The music is good, maybe pleasing more than memorable. The score is eclectic with a light period touch. And the lyrics are excellent – not just for their superb geographical rhymes, but by being consistently smart, unshowy, thought provoking and easy on the ear. I haven’t heard new songs this good in a long time.
What a woman Annie was. As a working-class Jewish immigrant in America, the odds were against her. But Smith and Williams tackle her potential role as an inspirational figure intelligently… because Annie made some questionable choices and was a liar. Or at least a shameless salesperson, ready to sing Everybody Loves a Lie with a smile on her face. And the show is better for her cynicism – Annie’s tall tales feel like a present Smith and Williams enjoying playing with.

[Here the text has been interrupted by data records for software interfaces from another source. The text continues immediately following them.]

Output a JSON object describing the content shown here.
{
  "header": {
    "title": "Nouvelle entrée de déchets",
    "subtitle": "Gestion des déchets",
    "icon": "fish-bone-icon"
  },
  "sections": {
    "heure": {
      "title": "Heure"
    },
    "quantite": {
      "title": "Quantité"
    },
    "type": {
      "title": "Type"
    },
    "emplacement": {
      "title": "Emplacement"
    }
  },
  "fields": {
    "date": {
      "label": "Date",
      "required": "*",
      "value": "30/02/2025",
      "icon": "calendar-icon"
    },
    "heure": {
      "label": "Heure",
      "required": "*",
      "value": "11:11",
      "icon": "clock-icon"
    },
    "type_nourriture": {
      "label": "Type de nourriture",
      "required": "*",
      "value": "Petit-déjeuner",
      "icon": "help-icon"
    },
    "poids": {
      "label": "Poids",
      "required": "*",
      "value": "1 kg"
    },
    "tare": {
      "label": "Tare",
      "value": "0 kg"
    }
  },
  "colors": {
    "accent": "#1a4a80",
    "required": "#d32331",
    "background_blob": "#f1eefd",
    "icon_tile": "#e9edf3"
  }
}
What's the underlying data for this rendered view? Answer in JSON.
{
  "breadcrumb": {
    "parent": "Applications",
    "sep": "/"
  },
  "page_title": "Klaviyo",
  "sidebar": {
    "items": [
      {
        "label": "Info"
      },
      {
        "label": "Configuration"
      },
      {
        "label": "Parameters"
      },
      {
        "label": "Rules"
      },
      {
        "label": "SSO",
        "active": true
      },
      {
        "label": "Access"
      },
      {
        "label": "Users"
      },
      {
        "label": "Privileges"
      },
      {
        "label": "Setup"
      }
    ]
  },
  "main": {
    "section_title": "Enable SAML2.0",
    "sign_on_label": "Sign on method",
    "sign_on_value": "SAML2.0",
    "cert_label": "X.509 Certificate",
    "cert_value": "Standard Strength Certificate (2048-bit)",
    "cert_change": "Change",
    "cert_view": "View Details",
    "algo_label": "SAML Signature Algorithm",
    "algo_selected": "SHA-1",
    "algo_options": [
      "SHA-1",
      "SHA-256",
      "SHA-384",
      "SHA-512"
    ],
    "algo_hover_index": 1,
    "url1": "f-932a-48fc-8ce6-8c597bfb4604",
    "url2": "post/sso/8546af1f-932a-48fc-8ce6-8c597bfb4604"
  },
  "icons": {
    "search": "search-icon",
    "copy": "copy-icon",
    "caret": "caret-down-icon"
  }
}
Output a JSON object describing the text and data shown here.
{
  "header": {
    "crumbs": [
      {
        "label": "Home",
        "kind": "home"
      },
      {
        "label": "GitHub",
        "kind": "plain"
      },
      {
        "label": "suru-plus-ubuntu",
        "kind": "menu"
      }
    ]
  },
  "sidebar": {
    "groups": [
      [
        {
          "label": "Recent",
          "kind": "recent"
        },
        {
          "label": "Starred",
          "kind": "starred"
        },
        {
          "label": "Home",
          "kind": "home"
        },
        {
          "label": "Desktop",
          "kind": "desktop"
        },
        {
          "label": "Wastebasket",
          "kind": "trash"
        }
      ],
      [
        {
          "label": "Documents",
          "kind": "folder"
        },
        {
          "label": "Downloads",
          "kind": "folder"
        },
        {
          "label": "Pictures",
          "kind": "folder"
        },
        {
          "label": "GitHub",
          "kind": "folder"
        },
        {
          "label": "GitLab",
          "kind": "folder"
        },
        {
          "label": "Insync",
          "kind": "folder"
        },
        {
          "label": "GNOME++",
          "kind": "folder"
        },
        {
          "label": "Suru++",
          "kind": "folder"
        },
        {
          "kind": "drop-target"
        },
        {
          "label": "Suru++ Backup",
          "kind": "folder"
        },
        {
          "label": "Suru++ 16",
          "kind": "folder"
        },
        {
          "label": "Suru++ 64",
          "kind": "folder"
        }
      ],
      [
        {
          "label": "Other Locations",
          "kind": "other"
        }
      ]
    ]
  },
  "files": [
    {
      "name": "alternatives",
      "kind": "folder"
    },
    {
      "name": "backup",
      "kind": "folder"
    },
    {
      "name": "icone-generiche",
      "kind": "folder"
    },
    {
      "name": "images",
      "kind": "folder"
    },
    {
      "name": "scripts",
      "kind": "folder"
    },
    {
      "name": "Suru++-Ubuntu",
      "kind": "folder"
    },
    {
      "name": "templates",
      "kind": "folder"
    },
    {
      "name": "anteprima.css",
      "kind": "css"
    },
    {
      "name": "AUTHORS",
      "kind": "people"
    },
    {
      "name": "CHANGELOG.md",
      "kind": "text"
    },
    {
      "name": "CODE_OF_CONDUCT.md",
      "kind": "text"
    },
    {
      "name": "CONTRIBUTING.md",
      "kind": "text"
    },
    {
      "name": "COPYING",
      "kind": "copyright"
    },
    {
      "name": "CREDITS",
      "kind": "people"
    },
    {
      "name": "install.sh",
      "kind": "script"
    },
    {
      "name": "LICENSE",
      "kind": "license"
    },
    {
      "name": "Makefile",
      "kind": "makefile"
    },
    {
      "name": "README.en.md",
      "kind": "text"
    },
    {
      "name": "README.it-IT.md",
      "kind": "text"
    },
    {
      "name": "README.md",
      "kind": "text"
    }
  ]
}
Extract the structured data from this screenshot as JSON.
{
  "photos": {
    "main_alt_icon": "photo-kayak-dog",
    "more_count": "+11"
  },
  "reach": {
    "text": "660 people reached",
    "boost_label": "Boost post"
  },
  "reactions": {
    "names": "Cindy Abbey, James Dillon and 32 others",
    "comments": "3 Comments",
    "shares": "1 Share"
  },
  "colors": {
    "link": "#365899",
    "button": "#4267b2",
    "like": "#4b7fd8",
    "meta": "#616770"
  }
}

The character is a gift to a performer, too – what a role! This troublemaker and trailblazer is brought to the stage by Liv Andrusier doing a great job with those fabulous lyrics and enforcing the impression of a woman who is enticing and complex. It’s all energy at first, which Andrusier makes infectious. Then there’s swooning romance. And, as we learn more about Annie’s difficult life, great pathos. It’s quite the journey, but Andrusier makes it look easy.
Ride isn’t a one woman show. Joining in is Martha, played by Yuki Sutton. And how this second role is tackled is indicative of the skill throughout: the character is a device, but a supremely effective one. Drafted in by Annie herself to help tell the story, Martha takes on several characters, which gives Sutton a chance to impress: she plays two romantic interests, the French customs official Celine by far my favourite.
The clever part comes with how the playacting affects the character. By the end, Martha carries the show, briefly adopting Annie’s self-fashioned persona. This smart move suggests how role models work. Almost regardless of Annie herself, another young woman is now willing to put her foot down and pedal towards her dreams.
As for the show’s path, with a lead that’s a mix of Mabel and Dolly, with all that ambition and chops, someone needs to take this to New York. The sense of potential for the production is exciting – see it now so that you can boast about it later.
Until 17 September 2022
Photos by Danny Kaan